Cary was no stranger to electronic tinkering in his youth. A neighbor down the road owned a repair shop. Through time spent there soldering deconstructing gadgets Cary became what he describes as a ‘self-taught electrician.’ This early hands-on training made him proficient at re-wiring and re-programming some of his own sound gear later on. About electronic sound in general he has this to say: ”From the first time (and last) I stuck my finger in the wall socket, I have had a thirst for understanding electricity. Using analogue synthesizers and effects pedals on the Fender Rhodes, I learned how to manipulate electricity and create musical sounds. I became fascinated with how to build, transform and manipulate synthesizers and other electronic gear. From that fascination, I began to build and transform these instruments into more useful tools for me. I learned how to create everything from microphones to midi controllers, and manipulate household electronics to become musical tools. All of this fascination has worked its way deep into my musical sound, even my acoustic works.”

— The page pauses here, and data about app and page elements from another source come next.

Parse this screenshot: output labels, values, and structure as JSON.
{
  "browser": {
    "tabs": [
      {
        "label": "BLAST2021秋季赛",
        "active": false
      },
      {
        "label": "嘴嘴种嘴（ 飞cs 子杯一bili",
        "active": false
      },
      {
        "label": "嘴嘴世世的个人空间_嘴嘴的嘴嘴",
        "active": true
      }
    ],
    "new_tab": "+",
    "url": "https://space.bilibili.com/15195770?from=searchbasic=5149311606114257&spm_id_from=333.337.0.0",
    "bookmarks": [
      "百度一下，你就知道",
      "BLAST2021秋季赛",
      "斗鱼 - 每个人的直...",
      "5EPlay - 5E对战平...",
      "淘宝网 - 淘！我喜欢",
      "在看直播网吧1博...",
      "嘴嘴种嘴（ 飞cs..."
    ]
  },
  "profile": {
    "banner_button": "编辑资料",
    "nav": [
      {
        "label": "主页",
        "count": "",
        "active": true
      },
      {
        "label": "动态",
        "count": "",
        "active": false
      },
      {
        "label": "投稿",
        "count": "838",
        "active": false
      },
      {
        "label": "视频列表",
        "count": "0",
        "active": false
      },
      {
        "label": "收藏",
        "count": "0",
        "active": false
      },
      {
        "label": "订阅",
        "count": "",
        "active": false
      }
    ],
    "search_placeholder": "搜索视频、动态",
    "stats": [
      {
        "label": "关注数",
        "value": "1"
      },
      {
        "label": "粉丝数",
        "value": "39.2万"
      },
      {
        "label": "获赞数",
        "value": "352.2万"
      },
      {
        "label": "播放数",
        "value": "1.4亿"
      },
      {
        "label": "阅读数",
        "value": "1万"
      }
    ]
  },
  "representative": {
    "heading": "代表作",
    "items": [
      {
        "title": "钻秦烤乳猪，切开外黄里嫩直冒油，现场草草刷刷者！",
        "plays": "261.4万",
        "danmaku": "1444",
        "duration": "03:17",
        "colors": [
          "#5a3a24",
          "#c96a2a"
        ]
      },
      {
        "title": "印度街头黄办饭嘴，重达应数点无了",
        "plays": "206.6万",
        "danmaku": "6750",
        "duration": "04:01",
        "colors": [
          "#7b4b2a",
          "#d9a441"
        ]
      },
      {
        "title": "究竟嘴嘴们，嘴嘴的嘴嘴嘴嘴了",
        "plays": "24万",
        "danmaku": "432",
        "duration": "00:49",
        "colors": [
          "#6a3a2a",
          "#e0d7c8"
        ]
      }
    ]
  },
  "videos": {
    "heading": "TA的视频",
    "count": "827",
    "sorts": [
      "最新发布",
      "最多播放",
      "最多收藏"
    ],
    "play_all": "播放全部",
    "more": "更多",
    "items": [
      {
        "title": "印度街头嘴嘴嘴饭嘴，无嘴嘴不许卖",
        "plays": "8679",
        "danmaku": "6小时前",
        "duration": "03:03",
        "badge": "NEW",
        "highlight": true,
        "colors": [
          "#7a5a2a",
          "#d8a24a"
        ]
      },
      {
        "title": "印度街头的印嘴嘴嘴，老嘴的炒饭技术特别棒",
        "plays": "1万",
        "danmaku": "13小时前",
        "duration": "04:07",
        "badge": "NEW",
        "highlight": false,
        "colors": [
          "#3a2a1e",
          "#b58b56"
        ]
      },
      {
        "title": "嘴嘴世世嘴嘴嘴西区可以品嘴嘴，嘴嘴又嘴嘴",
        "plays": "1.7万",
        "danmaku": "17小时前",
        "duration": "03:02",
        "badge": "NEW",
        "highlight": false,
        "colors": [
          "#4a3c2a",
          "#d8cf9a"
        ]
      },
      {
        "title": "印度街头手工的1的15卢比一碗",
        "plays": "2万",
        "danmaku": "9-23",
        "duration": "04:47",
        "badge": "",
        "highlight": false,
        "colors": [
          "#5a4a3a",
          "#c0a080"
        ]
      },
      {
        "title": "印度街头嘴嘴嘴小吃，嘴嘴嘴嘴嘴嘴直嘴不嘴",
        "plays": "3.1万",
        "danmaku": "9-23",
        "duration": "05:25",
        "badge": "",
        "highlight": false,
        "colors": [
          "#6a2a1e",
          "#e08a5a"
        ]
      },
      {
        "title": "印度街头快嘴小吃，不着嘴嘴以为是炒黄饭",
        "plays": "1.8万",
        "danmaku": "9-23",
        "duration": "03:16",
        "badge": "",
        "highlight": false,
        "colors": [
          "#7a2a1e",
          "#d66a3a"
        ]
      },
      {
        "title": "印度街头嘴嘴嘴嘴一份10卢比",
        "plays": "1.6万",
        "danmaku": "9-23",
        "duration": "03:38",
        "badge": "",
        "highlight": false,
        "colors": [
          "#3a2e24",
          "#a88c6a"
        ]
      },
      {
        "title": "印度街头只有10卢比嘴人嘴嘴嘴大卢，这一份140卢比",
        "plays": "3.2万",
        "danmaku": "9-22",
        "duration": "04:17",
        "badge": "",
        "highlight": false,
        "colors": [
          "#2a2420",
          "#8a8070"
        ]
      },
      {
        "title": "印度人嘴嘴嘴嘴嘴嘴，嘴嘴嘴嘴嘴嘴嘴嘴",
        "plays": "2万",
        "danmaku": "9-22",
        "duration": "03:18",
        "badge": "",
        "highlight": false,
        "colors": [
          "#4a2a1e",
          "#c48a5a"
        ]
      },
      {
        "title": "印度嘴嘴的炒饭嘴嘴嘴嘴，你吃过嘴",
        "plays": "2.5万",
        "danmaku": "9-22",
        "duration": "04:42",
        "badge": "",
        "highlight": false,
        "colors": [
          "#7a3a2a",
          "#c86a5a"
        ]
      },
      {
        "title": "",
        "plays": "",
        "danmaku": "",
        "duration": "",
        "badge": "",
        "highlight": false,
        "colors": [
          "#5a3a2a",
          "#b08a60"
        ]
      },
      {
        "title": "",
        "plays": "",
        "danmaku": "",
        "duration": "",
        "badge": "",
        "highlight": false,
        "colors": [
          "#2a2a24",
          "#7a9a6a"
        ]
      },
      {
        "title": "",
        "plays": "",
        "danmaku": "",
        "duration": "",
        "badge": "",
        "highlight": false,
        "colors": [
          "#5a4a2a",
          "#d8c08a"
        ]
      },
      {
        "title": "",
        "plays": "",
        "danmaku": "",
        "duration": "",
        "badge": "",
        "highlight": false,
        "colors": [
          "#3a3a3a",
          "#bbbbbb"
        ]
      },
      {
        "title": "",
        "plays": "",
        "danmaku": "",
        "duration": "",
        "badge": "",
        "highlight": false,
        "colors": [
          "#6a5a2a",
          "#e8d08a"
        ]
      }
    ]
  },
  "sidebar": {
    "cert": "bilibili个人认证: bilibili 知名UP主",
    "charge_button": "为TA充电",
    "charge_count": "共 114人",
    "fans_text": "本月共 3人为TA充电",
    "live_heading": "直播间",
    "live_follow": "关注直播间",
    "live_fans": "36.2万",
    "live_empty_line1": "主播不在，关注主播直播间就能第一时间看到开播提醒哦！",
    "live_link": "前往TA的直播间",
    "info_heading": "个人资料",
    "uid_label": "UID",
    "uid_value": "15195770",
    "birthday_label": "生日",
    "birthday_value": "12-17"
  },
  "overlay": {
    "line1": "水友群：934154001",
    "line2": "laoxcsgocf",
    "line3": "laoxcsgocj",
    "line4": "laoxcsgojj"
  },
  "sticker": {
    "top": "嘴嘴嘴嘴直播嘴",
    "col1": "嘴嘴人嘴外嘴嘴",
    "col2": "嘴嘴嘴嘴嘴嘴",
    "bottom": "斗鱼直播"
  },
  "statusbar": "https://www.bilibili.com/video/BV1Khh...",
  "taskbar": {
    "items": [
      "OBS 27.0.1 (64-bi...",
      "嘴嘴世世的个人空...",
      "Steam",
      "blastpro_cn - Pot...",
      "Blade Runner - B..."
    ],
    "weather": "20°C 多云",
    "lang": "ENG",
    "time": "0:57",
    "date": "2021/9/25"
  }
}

Cary remains one of the progenitors of contemporary jazz, evident in his influence on peers. Live gigs with vibraphonist Stefon Harris and bandmate Casey Benjamin began the genesis of Robert Glasper’s recording Nirvana’s “Smells Like Teen Spirit,” and Cary’s record “Taiwa” from Focus in 2006 evolved into “For You” on Glasper’s Double Booked and Harris’ Urbanus. Cary collaborator Roy Hargrove exalted him with “Caryisms” on 1992’s The Vibe, an album whose title track is one of two Cary originals including “Running Out of Time”–now part of the lexicon of live repertoire among jazz stalwarts Hargrove, Dr. Lonnie Smith and Igmar Thomas’ Revive Big Band.
As New York Times jazz critic Nate Chinen observed recently, “There isn’t much in the modern-jazz-musician tool kit that Marc Cary hasn’t mastered, but he has a particular subspecialty in the area of groove…with a range of rhythmic strategies, from a deep-house pulse to a swinging churn.” Mr. Cary richly embodies the spirit of diverse streams that feed into the ample body of what we consider jazz history today. Funk was a term originally applied to the combustive post bop of Art Blakey, Horace Silver, Jackie McLean and Lee Morgan. Electronic jazz evolved from Jimmy Smith’s organ grind and Sun Ra’s moody electric keys in the ’50s, ’60s, ’70s and ’80s to Tony Williams’ prescient Lifetime prefiguring of Bitches Brew big name fusion spawn–Weather Report, Headhunters, Mahavishnu Orchestra, Return To Forever, et al.–to Lonnie Liston Smith’s tenure with Pharaoh Sander and Alice Coltrane’s Vedic organ, to Doug Carn’s sublime recasting of Coltrane and Blue Note classics with wife Jean; Norman Connors’ bold casting of Pharaoh, Phyllis Hyman, Gary Bartz and McCoy Tyner on late ’70s Soul singles.
Now we have the current day collaborations between hallucinogenic hip hop producer Flying Lotus with Herbie Hancock and Lotus’ uncle Ravi Coltrane. That high-voltage jazz tradition is as core to the contemporary jazz esthetic as big-band swing and bop and its varied dialects. That tradition’s vernacular is explosively and expoobedient-ly deployed in Cary’s Rhodes Ahead series. Volume 1 saw Cary receive kudos from the jazz press for artfully recombinating fleet jazz pianistics and propulsive/convulsive rhythms from the realms of drum and bass, Indian ragas and Malian griot music.
To the electronic jazz tradition Cary noticeably brings his own lyricism, warmth and warp-speed chops. The familial use of longtime musical comrade Sameer Gupta’s tabla, Terreon Gully’s drums and bassist Tarus Mateen’s bedrock low-end support system insures the indelible and indispensable presence of what Dr. Funkenstein once identified as ”the preservation of the motion of hip.” The tradition of a supple and virile Black futurism is abundantly evident.